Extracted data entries
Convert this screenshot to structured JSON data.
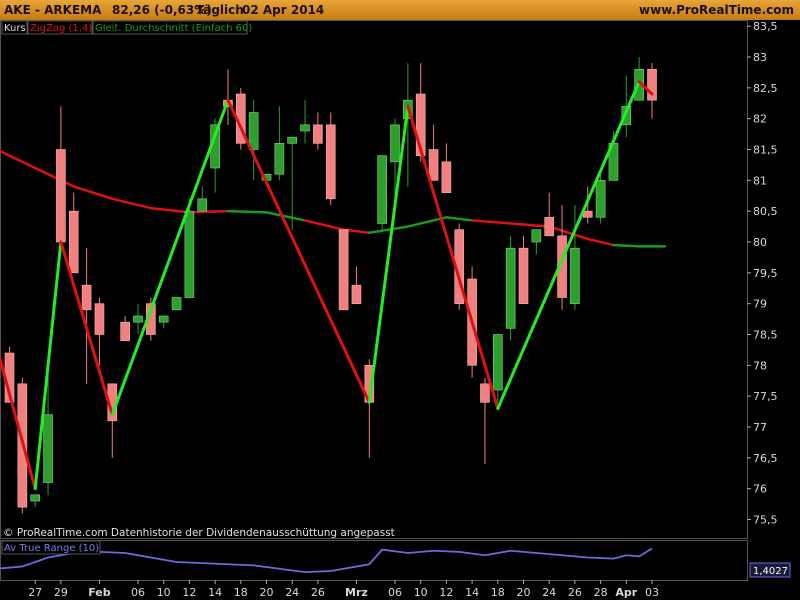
{
  "header": {
    "symbol": "AKE - ARKEMA",
    "price_change": "82,26 (-0,63%)",
    "period": "Täglich",
    "date": "02 Apr 2014",
    "site": "www.ProRealTime.com"
  },
  "legend": {
    "kurs": "Kurs",
    "zigzag": "ZigZag (1,4)",
    "ma": "Gleit. Durchschnitt (Einfach 60)"
  },
  "footer_note": "© ProRealTime.com  Datenhistorie der Dividendenausschüttung angepasst",
  "colors": {
    "up_candle": "#2e9e2e",
    "down_candle": "#f08080",
    "zigzag_up": "#22ee22",
    "zigzag_down": "#dd1111",
    "ma_above": "#dd1111",
    "ma_below": "#1a9a1a",
    "atr_line": "#6b6bdd",
    "title_bar": "#e0962a"
  },
  "chart_data": [
    {
      "type": "candlestick",
      "y_ticks": [
        "75,5",
        "76",
        "76,5",
        "77",
        "77,5",
        "78",
        "78,5",
        "79",
        "79,5",
        "80",
        "80,5",
        "81",
        "81,5",
        "82",
        "82,5",
        "83",
        "83,5"
      ],
      "ylim": [
        75.2,
        83.6
      ],
      "x_ticks": [
        {
          "label": "27",
          "i": 2
        },
        {
          "label": "29",
          "i": 4
        },
        {
          "label": "Feb",
          "i": 7,
          "bold": true
        },
        {
          "label": "06",
          "i": 10
        },
        {
          "label": "10",
          "i": 12
        },
        {
          "label": "12",
          "i": 14
        },
        {
          "label": "14",
          "i": 16
        },
        {
          "label": "18",
          "i": 18
        },
        {
          "label": "20",
          "i": 20
        },
        {
          "label": "24",
          "i": 22
        },
        {
          "label": "26",
          "i": 24
        },
        {
          "label": "Mrz",
          "i": 27,
          "bold": true
        },
        {
          "label": "06",
          "i": 30
        },
        {
          "label": "10",
          "i": 32
        },
        {
          "label": "12",
          "i": 34
        },
        {
          "label": "14",
          "i": 36
        },
        {
          "label": "18",
          "i": 38
        },
        {
          "label": "20",
          "i": 40
        },
        {
          "label": "24",
          "i": 42
        },
        {
          "label": "26",
          "i": 44
        },
        {
          "label": "28",
          "i": 46
        },
        {
          "label": "Apr",
          "i": 48,
          "bold": true
        },
        {
          "label": "03",
          "i": 50
        }
      ],
      "candles": [
        {
          "o": 78.2,
          "h": 78.3,
          "l": 77.4,
          "c": 77.4
        },
        {
          "o": 77.7,
          "h": 77.8,
          "l": 75.6,
          "c": 75.7
        },
        {
          "o": 75.8,
          "h": 75.9,
          "l": 75.7,
          "c": 75.9
        },
        {
          "o": 76.1,
          "h": 77.9,
          "l": 75.9,
          "c": 77.2
        },
        {
          "o": 81.5,
          "h": 82.2,
          "l": 79.9,
          "c": 80.0
        },
        {
          "o": 80.5,
          "h": 80.8,
          "l": 79.5,
          "c": 79.5
        },
        {
          "o": 79.3,
          "h": 79.9,
          "l": 77.7,
          "c": 78.9
        },
        {
          "o": 79.0,
          "h": 79.1,
          "l": 78.0,
          "c": 78.5
        },
        {
          "o": 77.7,
          "h": 77.7,
          "l": 76.5,
          "c": 77.1
        },
        {
          "o": 78.7,
          "h": 78.8,
          "l": 78.4,
          "c": 78.4
        },
        {
          "o": 78.7,
          "h": 79.0,
          "l": 78.5,
          "c": 78.8
        },
        {
          "o": 79.0,
          "h": 79.1,
          "l": 78.4,
          "c": 78.5
        },
        {
          "o": 78.7,
          "h": 78.8,
          "l": 78.6,
          "c": 78.8
        },
        {
          "o": 78.9,
          "h": 79.1,
          "l": 78.9,
          "c": 79.1
        },
        {
          "o": 79.1,
          "h": 80.7,
          "l": 79.1,
          "c": 80.5
        },
        {
          "o": 80.5,
          "h": 80.9,
          "l": 80.5,
          "c": 80.7
        },
        {
          "o": 81.2,
          "h": 82.0,
          "l": 80.8,
          "c": 81.9
        },
        {
          "o": 82.3,
          "h": 82.8,
          "l": 81.9,
          "c": 82.2
        },
        {
          "o": 82.4,
          "h": 82.5,
          "l": 81.5,
          "c": 81.6
        },
        {
          "o": 81.5,
          "h": 82.3,
          "l": 81.0,
          "c": 82.1
        },
        {
          "o": 81.0,
          "h": 81.1,
          "l": 80.9,
          "c": 81.1
        },
        {
          "o": 81.1,
          "h": 82.2,
          "l": 81.0,
          "c": 81.6
        },
        {
          "o": 81.6,
          "h": 81.7,
          "l": 80.2,
          "c": 81.7
        },
        {
          "o": 81.8,
          "h": 82.3,
          "l": 81.6,
          "c": 81.9
        },
        {
          "o": 81.9,
          "h": 82.1,
          "l": 81.5,
          "c": 81.6
        },
        {
          "o": 81.9,
          "h": 82.1,
          "l": 80.6,
          "c": 80.7
        },
        {
          "o": 80.2,
          "h": 80.2,
          "l": 78.9,
          "c": 78.9
        },
        {
          "o": 79.3,
          "h": 79.6,
          "l": 79.0,
          "c": 79.0
        },
        {
          "o": 78.0,
          "h": 78.1,
          "l": 76.5,
          "c": 77.4
        },
        {
          "o": 80.3,
          "h": 81.4,
          "l": 80.2,
          "c": 81.4
        },
        {
          "o": 81.3,
          "h": 82.0,
          "l": 80.6,
          "c": 81.9
        },
        {
          "o": 82.0,
          "h": 82.9,
          "l": 80.9,
          "c": 82.3
        },
        {
          "o": 82.4,
          "h": 82.9,
          "l": 81.3,
          "c": 81.4
        },
        {
          "o": 81.5,
          "h": 81.9,
          "l": 81.1,
          "c": 81.0
        },
        {
          "o": 81.3,
          "h": 81.6,
          "l": 80.8,
          "c": 80.8
        },
        {
          "o": 80.2,
          "h": 80.3,
          "l": 78.9,
          "c": 79.0
        },
        {
          "o": 79.4,
          "h": 79.6,
          "l": 77.8,
          "c": 78.0
        },
        {
          "o": 77.7,
          "h": 77.8,
          "l": 76.4,
          "c": 77.4
        },
        {
          "o": 77.6,
          "h": 78.5,
          "l": 77.4,
          "c": 78.5
        },
        {
          "o": 78.6,
          "h": 80.1,
          "l": 78.4,
          "c": 79.9
        },
        {
          "o": 79.9,
          "h": 80.1,
          "l": 79.0,
          "c": 79.0
        },
        {
          "o": 80.0,
          "h": 80.2,
          "l": 79.8,
          "c": 80.2
        },
        {
          "o": 80.4,
          "h": 80.8,
          "l": 80.2,
          "c": 80.1
        },
        {
          "o": 80.1,
          "h": 80.6,
          "l": 78.9,
          "c": 79.1
        },
        {
          "o": 79.0,
          "h": 80.6,
          "l": 78.9,
          "c": 79.9
        },
        {
          "o": 80.5,
          "h": 80.9,
          "l": 80.3,
          "c": 80.4
        },
        {
          "o": 80.4,
          "h": 81.1,
          "l": 80.3,
          "c": 81.0
        },
        {
          "o": 81.0,
          "h": 81.8,
          "l": 81.0,
          "c": 81.6
        },
        {
          "o": 81.9,
          "h": 82.7,
          "l": 81.7,
          "c": 82.2
        },
        {
          "o": 82.3,
          "h": 83.0,
          "l": 82.3,
          "c": 82.8
        },
        {
          "o": 82.8,
          "h": 82.9,
          "l": 82.0,
          "c": 82.3
        }
      ],
      "zigzag": [
        {
          "i": -1,
          "v": 78.3
        },
        {
          "i": 2,
          "v": 76.0
        },
        {
          "i": 4,
          "v": 80.0
        },
        {
          "i": 8,
          "v": 77.2
        },
        {
          "i": 17,
          "v": 82.3
        },
        {
          "i": 28,
          "v": 77.4
        },
        {
          "i": 31,
          "v": 82.2
        },
        {
          "i": 38,
          "v": 77.3
        },
        {
          "i": 49,
          "v": 82.6
        },
        {
          "i": 50,
          "v": 82.4
        }
      ],
      "moving_average": [
        {
          "i": -1,
          "v": 81.5
        },
        {
          "i": 2,
          "v": 81.2
        },
        {
          "i": 5,
          "v": 80.9
        },
        {
          "i": 8,
          "v": 80.7
        },
        {
          "i": 11,
          "v": 80.55
        },
        {
          "i": 14,
          "v": 80.48
        },
        {
          "i": 17,
          "v": 80.5
        },
        {
          "i": 20,
          "v": 80.48
        },
        {
          "i": 23,
          "v": 80.35
        },
        {
          "i": 26,
          "v": 80.2
        },
        {
          "i": 28,
          "v": 80.15
        },
        {
          "i": 31,
          "v": 80.25
        },
        {
          "i": 34,
          "v": 80.4
        },
        {
          "i": 36,
          "v": 80.35
        },
        {
          "i": 39,
          "v": 80.3
        },
        {
          "i": 42,
          "v": 80.25
        },
        {
          "i": 45,
          "v": 80.05
        },
        {
          "i": 47,
          "v": 79.95
        },
        {
          "i": 49,
          "v": 79.93
        },
        {
          "i": 51,
          "v": 79.93
        }
      ]
    },
    {
      "type": "line",
      "name": "Av True Range (10)",
      "last_value": "1,4027",
      "values": [
        {
          "i": -1,
          "v": 0.5
        },
        {
          "i": 1,
          "v": 0.6
        },
        {
          "i": 3,
          "v": 1.0
        },
        {
          "i": 5,
          "v": 1.2
        },
        {
          "i": 7,
          "v": 1.25
        },
        {
          "i": 9,
          "v": 1.2
        },
        {
          "i": 11,
          "v": 1.0
        },
        {
          "i": 13,
          "v": 0.8
        },
        {
          "i": 15,
          "v": 0.75
        },
        {
          "i": 17,
          "v": 0.7
        },
        {
          "i": 19,
          "v": 0.65
        },
        {
          "i": 21,
          "v": 0.5
        },
        {
          "i": 23,
          "v": 0.35
        },
        {
          "i": 25,
          "v": 0.4
        },
        {
          "i": 26,
          "v": 0.5
        },
        {
          "i": 28,
          "v": 0.7
        },
        {
          "i": 29,
          "v": 1.35
        },
        {
          "i": 31,
          "v": 1.2
        },
        {
          "i": 33,
          "v": 1.3
        },
        {
          "i": 35,
          "v": 1.25
        },
        {
          "i": 37,
          "v": 1.1
        },
        {
          "i": 39,
          "v": 1.3
        },
        {
          "i": 41,
          "v": 1.2
        },
        {
          "i": 43,
          "v": 1.1
        },
        {
          "i": 45,
          "v": 1.0
        },
        {
          "i": 47,
          "v": 0.95
        },
        {
          "i": 48,
          "v": 1.1
        },
        {
          "i": 49,
          "v": 1.05
        },
        {
          "i": 50,
          "v": 1.4
        }
      ],
      "ylim": [
        0,
        1.6
      ]
    }
  ]
}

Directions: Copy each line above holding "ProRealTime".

Expected answer:
    "site": "www.ProRealTime.com"
  "footer_note": "© ProRealTime.com  Datenhistorie der Dividendenausschüttung angepasst",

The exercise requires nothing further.